This past Saturday, The Department of Theatre screened alumna Jenna Bleecker’s newest film “Descry." The film is a 21st-century adaptation of the 1964 play, “Dutchman” written by Amiri Baraka.

The 10-minute film focuses on a young black man in a diner in anywhere-America, and delves into both subtle and obvious racism through a series of  intentionally cliched interactions with people around him.

About 30 people filled the Big 12 Room in the Kansas Union on Saturday to view the film, but no one seemed prepared for what they witnessed. 

“That’s a very painful film to watch,” Nicole Hodges Persley, an associate professor in the Department of Theatre, said.

After introducing the film excitedly, Persley continued in a somber tone.

“My voice has changed because I was changed by the film," Persley said.

Immediately after the screening, Persley said that, as a woman of color, the tropes of “Descry," though cliches to some, were day-to-day realities for her and her family.

“I think through on a daily basis whether I will see my husband when I get home,” Persley said. “And it extends into all factors of my life: will I see my students tomorrow? Will I see my colleagues?”

Joining Persley, a panel met after the film to discuss the heavy subject matter in a tense and emotional discussion that lasted for two hours.

Bleecker, the film’s writer, co-producer and cast member, Jane Barnette, an assistant professor in the theater department, Darren Canady, an associate professor in the Department of English, and Clarence Lang, a professor of African and African-American Studies each discussed their individual experiences with race and racism in America.

The discussion after the screening was an emotional experience.
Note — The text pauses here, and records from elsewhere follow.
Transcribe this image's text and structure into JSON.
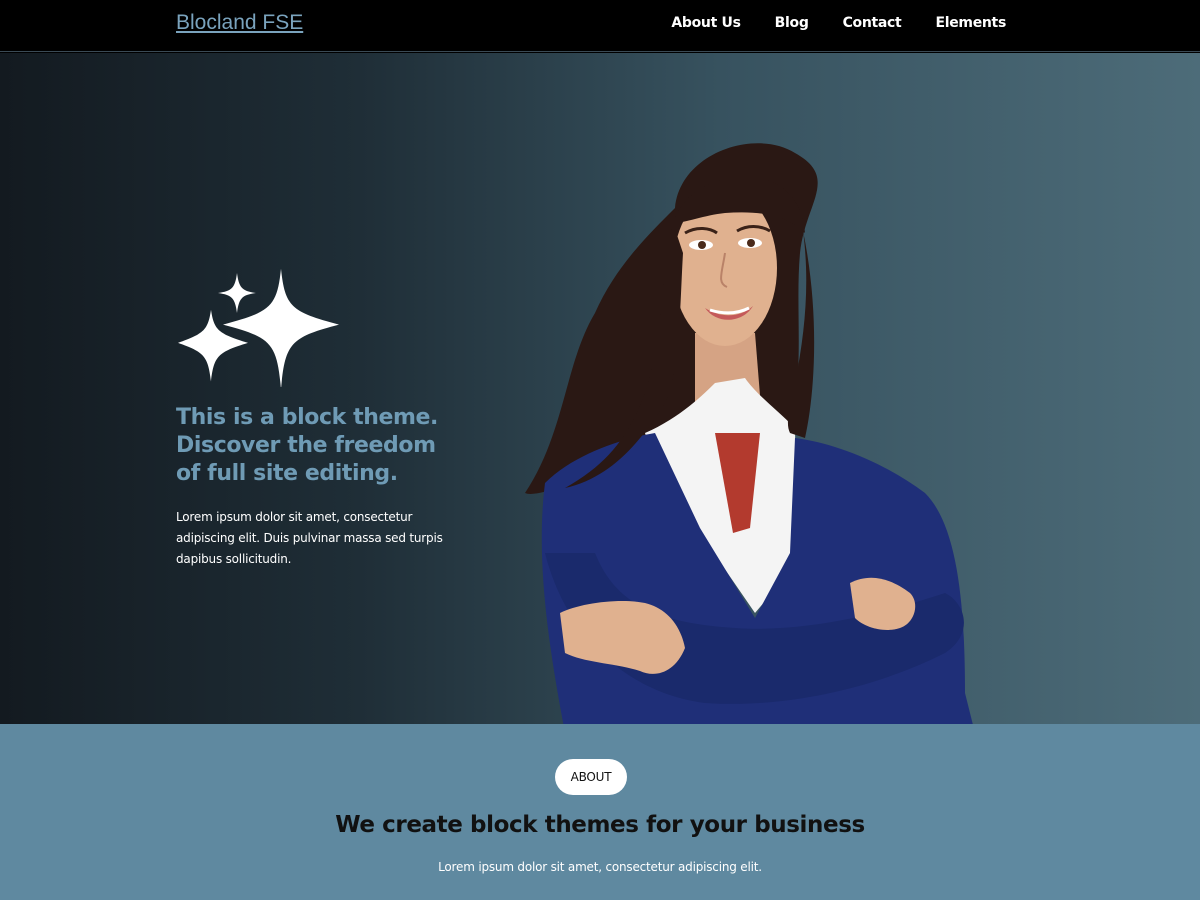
{
  "header": {
    "brand": "Blocland FSE",
    "nav": [
      "About Us",
      "Blog",
      "Contact",
      "Elements"
    ]
  },
  "hero": {
    "heading": "This is a block theme. Discover the freedom of full site editing.",
    "text": "Lorem ipsum dolor sit amet, consectetur adipiscing elit. Duis pulvinar massa sed turpis dapibus sollicitudin.",
    "sparkles_icon": "sparkles-icon",
    "image": "woman-portrait"
  },
  "about": {
    "badge": "ABOUT",
    "title": "We create block themes for your business",
    "text": "Lorem ipsum dolor sit amet, consectetur adipiscing elit."
  },
  "colors": {
    "header_bg": "#000000",
    "brand": "#7aa3bd",
    "hero_heading": "#6f9bb5",
    "about_bg": "#5f89a0",
    "cardigan": "#1f2f78"
  }
}
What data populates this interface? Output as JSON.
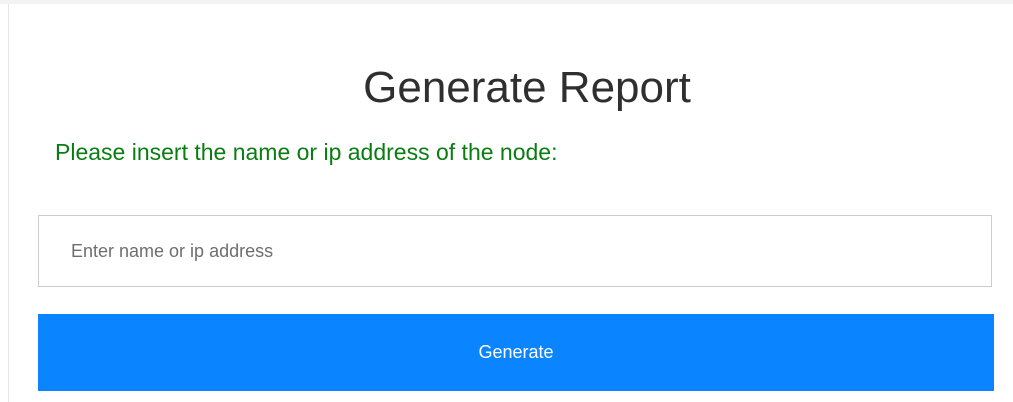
{
  "form": {
    "title": "Generate Report",
    "prompt": "Please insert the name or ip address of the node:",
    "input": {
      "value": "",
      "placeholder": "Enter name or ip address"
    },
    "button_label": "Generate"
  },
  "colors": {
    "prompt_text": "#0a7d12",
    "button_bg": "#0a84ff",
    "button_text": "#ffffff",
    "title_text": "#2f2f2f"
  }
}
Members of the audience were comfortable enough to voice their varying opinions, sometimes in tears and other times in frustrated, raised voices.

“The point of the film is to make you uncomfortable,” Bleecker said. “When I first started writing this, Ferguson had just happened and I thought, 'This is something that needs to be talked about.'”

While the majority of reactions were positive, the portrayal of the stereotypical "angry black woman" trope brought some backlash against Bleecker.

"I was hurt most, not by the reflection of how people of color are treated, but how I was represented," one audience member said, in reference to the one black female character. "As a black woman, I never would have agreed to playing that part."

Bleecker agreed, and said that she used stereotypes of all the characters represented to help underline the audacity of the topic, but some were not convinced she had gone about it the right way.

"The fact that this is still a problem from people who are trying to help the situation proves that we still have a long way to go," Canady said.

While the film is currently running in festival circuits, it cannot be released to the public. Bleecker hopes to distribute “Descry” via iTunes and other online media sometime within the next year.

— Edited by Missy Minear

Recommended for you